Any cruiser contemplating visiting this area has thought about Med mooring: coming in bows or stern-to and either picking up laid lines or using your own anchor
to hold you off the dock. But once you've done that, how do you get off the boat?
The answer is - walk the plank!
These gangplanks are called passarelles in the fancy jargon, and they come in all shapes and sizes. The picture is of Roaring Girl in Ostia. (Note our fancy new netting and tightened guard rails while we're at it!) Our passarelle was made with help of Dave from Englander in Barcelona, who whisked Pip off for a plank and ladder, and helped the development of this sturdy tool. In Ostia we have also improved the system for raising the passarelle up - by the two lines leading up to a metal yoke which in turn is attached to the spinnaker halyard.
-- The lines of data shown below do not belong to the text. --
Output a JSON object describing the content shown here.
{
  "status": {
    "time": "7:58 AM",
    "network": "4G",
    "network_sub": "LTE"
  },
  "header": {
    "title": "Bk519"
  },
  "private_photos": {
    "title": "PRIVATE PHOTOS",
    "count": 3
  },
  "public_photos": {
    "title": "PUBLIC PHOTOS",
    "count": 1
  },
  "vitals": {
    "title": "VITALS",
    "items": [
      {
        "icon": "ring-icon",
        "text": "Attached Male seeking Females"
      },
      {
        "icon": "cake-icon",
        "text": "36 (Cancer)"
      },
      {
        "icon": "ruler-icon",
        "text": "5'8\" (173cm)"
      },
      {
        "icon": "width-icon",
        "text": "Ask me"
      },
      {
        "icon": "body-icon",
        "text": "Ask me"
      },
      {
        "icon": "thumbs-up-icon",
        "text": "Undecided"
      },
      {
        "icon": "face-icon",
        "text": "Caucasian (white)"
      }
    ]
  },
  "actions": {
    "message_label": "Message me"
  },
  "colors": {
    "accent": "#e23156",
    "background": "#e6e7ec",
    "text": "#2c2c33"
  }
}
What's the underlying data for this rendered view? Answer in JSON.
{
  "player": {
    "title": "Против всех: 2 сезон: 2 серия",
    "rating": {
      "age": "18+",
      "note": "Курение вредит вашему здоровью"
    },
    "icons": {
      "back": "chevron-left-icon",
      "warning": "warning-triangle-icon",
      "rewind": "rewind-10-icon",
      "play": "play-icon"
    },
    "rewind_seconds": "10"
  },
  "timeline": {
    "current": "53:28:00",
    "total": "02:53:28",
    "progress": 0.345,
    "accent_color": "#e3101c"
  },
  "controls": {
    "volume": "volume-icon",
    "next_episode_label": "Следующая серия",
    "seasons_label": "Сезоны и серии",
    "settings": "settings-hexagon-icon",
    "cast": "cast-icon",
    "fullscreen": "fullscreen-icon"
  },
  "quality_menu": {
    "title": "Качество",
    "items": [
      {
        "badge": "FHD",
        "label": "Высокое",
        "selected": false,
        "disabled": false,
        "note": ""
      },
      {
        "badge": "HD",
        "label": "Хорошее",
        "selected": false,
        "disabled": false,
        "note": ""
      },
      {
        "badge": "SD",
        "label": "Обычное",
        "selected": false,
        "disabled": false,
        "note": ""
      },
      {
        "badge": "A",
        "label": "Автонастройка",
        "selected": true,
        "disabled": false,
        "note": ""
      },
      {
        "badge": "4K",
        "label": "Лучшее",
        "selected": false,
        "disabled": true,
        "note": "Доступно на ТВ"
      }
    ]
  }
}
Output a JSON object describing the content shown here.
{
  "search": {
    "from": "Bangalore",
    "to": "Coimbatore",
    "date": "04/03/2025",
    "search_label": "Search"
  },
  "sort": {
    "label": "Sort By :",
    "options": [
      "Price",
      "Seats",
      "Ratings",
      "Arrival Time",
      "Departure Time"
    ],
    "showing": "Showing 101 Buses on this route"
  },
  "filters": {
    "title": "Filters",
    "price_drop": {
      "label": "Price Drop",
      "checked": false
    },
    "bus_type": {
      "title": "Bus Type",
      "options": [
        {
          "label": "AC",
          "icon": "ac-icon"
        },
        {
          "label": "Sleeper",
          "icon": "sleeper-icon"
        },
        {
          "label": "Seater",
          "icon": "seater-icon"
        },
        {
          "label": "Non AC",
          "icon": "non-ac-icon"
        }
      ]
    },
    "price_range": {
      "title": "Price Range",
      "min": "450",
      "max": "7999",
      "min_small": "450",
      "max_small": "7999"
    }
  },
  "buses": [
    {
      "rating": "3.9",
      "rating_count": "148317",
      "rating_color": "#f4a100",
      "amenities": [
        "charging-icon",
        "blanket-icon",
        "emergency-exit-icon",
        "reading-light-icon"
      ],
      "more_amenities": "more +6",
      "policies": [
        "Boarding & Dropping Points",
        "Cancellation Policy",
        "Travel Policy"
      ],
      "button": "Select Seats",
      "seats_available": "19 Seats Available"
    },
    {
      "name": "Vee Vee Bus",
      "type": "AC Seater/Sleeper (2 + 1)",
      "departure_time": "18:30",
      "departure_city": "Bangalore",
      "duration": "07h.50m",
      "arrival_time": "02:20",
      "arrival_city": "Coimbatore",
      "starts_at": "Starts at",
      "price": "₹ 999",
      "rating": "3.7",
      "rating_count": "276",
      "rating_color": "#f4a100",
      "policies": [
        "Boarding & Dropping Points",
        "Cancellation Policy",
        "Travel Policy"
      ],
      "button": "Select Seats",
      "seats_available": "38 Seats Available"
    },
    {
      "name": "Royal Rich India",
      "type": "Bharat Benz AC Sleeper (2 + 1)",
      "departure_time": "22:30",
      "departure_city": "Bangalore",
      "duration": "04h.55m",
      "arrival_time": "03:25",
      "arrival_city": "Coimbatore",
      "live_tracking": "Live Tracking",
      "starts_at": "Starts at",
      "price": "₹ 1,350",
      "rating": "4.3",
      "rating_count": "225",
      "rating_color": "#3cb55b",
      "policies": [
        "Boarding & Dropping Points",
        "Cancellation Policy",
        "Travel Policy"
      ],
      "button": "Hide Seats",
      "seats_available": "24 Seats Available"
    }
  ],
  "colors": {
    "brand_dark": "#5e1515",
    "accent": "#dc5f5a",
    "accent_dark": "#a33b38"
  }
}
We experimented with bits of wood and what have you, but in the end got the purpose made bit of kit, which has worked much better.
It is equally important to stop it waving from side to side, and that's where the red lines back to the pulpit come in. Lots of boats have pulley systems to help with this job, but we haven't achieved that refinement yet.
A key challenge for us is how the passarelle is attached to the boat. We have made a hole in the plank and that fits over the fitting to which we attach the foot of the cruising chute, a raised wedge of steel with a hole in attached to the bow roller. (One disadvantage of the Rocna anchor is that it has to be dropped as the shank is too big for the plank to sit smoothly over it.) This provides, essentially, a pivot point. Flashier boats, like Roysterer in the gallery) often have a purpose built fitting which attaches to their passarelle by a hinge arrangement. Other boats, particularly those with sugar scoop sterns, can just have a plank, like Morgana) which sits on the steps and across to the dock.
We found in Ostia that the water level rose and fell more than anywhere else we have been in the Med. We're not sure why but southerly and westerly winds depressed the water level significantly, even if they brought rain with them. This means that being able to adjust the passarelle is more important than usual. For some, like Aquila, the American flagged boat in the gallery, there's the added frisson of making sure the end will actually sit on the dock if the wind is blowing the boat away!
The most scary, we think, is Malaika's, the steep one which goes across their dinghy and has few hand holds, but Benji and Heather (who took their pic) are happy with it. Motorboats often have nifty electric extenders, and some classic boats have beautiful gridded teak passarelles that fully deserve the name. We like ours for being light, practical and cheap, but it needs care to cross, just the same.